Gamak
ACT **** RECOMMENDED
Fast and quick thinking with an energy that propels his music beyond the typical bebop threshold into another sphere entirely, a micro world of possibilities and rarely heard sounds merging with the more familiar, alto saxophonist Rudresh Mahanthappa is on exquisite form here. With the microtonally inclined David Fiuczynski a clever foil, chunky no-nonsense bass from François Moutin and thundering attack from drummer Dan Weiss, Gamak is full-on with the ornamentation of south Indian music a titular factor, but also a reinvented bebop spirit, hints at the delta blues and heavy rock. The clever bit is the microtonal or south Indian-sounding harmony Fiuczynski does much to provide, sometimes Fuze can be like the late Pete Cosey, at other times he’s just bluesy or wigs out detuned like a mutant tincan, so this is never going to be a trip to the bebop museum interesting though that may well be on a quiet afternoon. Yet the core of the Mahanthappa band style, particularly its roots in Charlie Parker’s music, are there like invisible ink. ‘Waiting is Forbidden’ is first and best for me, but every track has its merits, with the circling-in on ‘Ballad for Troubled Times’ a great build to a sad song that has the ache and forboding of a certain ugly sense of unease, while ‘The Majesty of the Blues’ rocks out. The album is also beautifully recorded by Mike Marciano.

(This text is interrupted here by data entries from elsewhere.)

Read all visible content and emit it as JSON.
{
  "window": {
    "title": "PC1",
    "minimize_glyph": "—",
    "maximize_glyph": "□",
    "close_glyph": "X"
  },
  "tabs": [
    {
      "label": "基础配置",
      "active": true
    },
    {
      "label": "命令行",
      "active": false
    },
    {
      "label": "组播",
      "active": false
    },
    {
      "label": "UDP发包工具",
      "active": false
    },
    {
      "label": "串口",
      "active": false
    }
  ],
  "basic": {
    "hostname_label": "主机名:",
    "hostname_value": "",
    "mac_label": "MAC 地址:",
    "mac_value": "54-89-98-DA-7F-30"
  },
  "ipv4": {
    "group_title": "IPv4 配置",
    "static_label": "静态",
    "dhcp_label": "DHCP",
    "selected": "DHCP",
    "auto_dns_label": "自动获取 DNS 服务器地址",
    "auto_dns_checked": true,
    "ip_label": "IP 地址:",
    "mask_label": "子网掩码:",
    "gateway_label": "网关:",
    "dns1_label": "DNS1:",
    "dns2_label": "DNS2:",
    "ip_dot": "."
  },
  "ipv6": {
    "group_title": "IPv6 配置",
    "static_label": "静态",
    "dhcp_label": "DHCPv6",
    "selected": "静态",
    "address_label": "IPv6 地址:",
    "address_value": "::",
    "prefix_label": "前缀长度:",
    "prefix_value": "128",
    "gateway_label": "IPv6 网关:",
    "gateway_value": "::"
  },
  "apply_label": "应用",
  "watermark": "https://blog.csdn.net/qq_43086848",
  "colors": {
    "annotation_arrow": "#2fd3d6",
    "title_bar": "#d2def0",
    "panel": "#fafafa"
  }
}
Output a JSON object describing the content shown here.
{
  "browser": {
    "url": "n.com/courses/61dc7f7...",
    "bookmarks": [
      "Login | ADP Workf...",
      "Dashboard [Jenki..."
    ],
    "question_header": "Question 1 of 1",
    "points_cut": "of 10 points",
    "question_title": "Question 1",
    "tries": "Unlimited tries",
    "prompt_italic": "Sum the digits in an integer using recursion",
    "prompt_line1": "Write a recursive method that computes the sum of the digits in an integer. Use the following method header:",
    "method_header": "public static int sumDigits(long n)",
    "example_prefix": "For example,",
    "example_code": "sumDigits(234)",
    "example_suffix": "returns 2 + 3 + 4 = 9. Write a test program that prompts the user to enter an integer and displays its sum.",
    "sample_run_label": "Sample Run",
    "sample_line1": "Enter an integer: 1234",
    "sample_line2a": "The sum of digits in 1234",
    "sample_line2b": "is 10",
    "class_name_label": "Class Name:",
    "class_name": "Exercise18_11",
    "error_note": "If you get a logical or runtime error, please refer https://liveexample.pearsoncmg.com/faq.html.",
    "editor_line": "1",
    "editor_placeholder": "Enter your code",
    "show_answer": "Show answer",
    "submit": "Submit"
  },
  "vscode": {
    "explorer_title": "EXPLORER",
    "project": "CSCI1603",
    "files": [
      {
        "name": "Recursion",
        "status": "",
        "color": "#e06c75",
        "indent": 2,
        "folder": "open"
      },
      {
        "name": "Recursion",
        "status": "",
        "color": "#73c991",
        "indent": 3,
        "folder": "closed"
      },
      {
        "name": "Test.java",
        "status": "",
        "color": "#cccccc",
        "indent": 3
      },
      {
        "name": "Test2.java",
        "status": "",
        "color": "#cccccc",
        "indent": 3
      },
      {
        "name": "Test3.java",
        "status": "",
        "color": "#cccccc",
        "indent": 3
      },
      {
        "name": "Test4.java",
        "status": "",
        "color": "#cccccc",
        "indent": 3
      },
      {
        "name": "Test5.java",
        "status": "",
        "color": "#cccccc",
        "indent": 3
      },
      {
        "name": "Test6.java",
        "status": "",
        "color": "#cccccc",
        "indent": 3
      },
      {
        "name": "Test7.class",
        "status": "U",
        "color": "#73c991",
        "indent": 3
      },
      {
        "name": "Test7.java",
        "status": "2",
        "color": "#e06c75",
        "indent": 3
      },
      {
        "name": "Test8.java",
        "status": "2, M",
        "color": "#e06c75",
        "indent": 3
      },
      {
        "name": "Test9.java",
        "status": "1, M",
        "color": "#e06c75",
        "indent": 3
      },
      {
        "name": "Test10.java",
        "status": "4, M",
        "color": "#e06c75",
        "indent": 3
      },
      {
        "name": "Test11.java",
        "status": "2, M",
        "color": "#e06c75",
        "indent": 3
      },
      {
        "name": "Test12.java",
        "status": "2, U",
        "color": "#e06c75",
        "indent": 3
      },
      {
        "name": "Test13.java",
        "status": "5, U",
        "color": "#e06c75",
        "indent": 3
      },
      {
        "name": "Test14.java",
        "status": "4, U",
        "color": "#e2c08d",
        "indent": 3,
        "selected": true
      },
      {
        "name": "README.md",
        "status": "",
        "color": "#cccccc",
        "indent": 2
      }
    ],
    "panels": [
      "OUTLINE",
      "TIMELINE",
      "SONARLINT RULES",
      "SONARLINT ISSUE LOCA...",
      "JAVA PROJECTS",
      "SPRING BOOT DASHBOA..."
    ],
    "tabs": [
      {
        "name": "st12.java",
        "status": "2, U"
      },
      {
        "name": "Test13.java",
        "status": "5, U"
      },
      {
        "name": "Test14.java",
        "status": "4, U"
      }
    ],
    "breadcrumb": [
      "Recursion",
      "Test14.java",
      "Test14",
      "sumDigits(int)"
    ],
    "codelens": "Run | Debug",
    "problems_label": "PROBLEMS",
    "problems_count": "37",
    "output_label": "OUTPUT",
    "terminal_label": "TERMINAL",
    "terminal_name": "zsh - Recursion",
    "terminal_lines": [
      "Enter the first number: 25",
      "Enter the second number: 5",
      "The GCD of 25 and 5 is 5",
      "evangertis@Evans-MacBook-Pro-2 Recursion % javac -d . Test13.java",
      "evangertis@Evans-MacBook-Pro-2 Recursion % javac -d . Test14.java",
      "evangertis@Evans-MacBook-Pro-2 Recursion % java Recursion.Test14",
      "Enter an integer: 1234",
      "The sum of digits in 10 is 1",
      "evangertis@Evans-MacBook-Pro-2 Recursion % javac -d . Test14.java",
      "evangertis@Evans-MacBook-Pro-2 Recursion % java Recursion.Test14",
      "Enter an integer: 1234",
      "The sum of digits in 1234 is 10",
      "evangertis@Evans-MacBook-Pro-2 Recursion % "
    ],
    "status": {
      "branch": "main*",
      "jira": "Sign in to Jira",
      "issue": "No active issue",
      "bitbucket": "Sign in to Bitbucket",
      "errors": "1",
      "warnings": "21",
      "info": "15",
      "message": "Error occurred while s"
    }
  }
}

Stephen Graham

Released on 7 January. Gamak with cover art by Peter Bremer above